(Stored data)
---------------

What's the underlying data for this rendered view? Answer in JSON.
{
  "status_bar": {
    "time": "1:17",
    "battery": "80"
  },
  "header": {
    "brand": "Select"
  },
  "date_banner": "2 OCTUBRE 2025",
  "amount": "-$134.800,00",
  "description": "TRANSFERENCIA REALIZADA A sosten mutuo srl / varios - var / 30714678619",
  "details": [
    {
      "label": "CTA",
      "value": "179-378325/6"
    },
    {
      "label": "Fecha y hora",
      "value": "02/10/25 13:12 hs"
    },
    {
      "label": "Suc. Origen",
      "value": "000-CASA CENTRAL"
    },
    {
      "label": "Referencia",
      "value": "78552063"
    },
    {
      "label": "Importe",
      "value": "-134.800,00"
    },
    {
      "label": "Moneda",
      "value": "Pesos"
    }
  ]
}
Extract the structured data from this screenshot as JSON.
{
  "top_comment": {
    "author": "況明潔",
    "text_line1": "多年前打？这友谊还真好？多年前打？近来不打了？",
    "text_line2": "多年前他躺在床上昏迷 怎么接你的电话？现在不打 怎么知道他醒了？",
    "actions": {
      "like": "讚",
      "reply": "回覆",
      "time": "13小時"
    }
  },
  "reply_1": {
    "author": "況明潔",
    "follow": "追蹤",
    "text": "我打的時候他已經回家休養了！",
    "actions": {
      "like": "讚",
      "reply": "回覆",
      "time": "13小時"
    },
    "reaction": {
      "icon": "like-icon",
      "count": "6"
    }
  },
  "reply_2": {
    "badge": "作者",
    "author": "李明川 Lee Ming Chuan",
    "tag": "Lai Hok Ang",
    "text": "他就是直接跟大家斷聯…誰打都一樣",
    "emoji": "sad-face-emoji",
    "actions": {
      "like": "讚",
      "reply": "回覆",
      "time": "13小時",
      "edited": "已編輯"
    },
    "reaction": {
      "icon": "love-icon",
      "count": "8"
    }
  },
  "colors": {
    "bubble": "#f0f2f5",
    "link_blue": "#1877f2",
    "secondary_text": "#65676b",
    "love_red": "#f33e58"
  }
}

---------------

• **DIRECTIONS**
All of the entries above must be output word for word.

• **FINISHED EXERCISE**
What's the underlying data for this rendered view? Answer in JSON.
{
  "status_bar": {
    "time": "1:17",
    "battery": "80"
  },
  "header": {
    "brand": "Select"
  },
  "date_banner": "2 OCTUBRE 2025",
  "amount": "-$134.800,00",
  "description": "TRANSFERENCIA REALIZADA A sosten mutuo srl / varios - var / 30714678619",
  "details": [
    {
      "label": "CTA",
      "value": "179-378325/6"
    },
    {
      "label": "Fecha y hora",
      "value": "02/10/25 13:12 hs"
    },
    {
      "label": "Suc. Origen",
      "value": "000-CASA CENTRAL"
    },
    {
      "label": "Referencia",
      "value": "78552063"
    },
    {
      "label": "Importe",
      "value": "-134.800,00"
    },
    {
      "label": "Moneda",
      "value": "Pesos"
    }
  ]
}
Extract the structured data from this screenshot as JSON.
{
  "top_comment": {
    "author": "況明潔",
    "text_line1": "多年前打？这友谊还真好？多年前打？近来不打了？",
    "text_line2": "多年前他躺在床上昏迷 怎么接你的电话？现在不打 怎么知道他醒了？",
    "actions": {
      "like": "讚",
      "reply": "回覆",
      "time": "13小時"
    }
  },
  "reply_1": {
    "author": "況明潔",
    "follow": "追蹤",
    "text": "我打的時候他已經回家休養了！",
    "actions": {
      "like": "讚",
      "reply": "回覆",
      "time": "13小時"
    },
    "reaction": {
      "icon": "like-icon",
      "count": "6"
    }
  },
  "reply_2": {
    "badge": "作者",
    "author": "李明川 Lee Ming Chuan",
    "tag": "Lai Hok Ang",
    "text": "他就是直接跟大家斷聯…誰打都一樣",
    "emoji": "sad-face-emoji",
    "actions": {
      "like": "讚",
      "reply": "回覆",
      "time": "13小時",
      "edited": "已編輯"
    },
    "reaction": {
      "icon": "love-icon",
      "count": "8"
    }
  },
  "colors": {
    "bubble": "#f0f2f5",
    "link_blue": "#1877f2",
    "secondary_text": "#65676b",
    "love_red": "#f33e58"
  }
}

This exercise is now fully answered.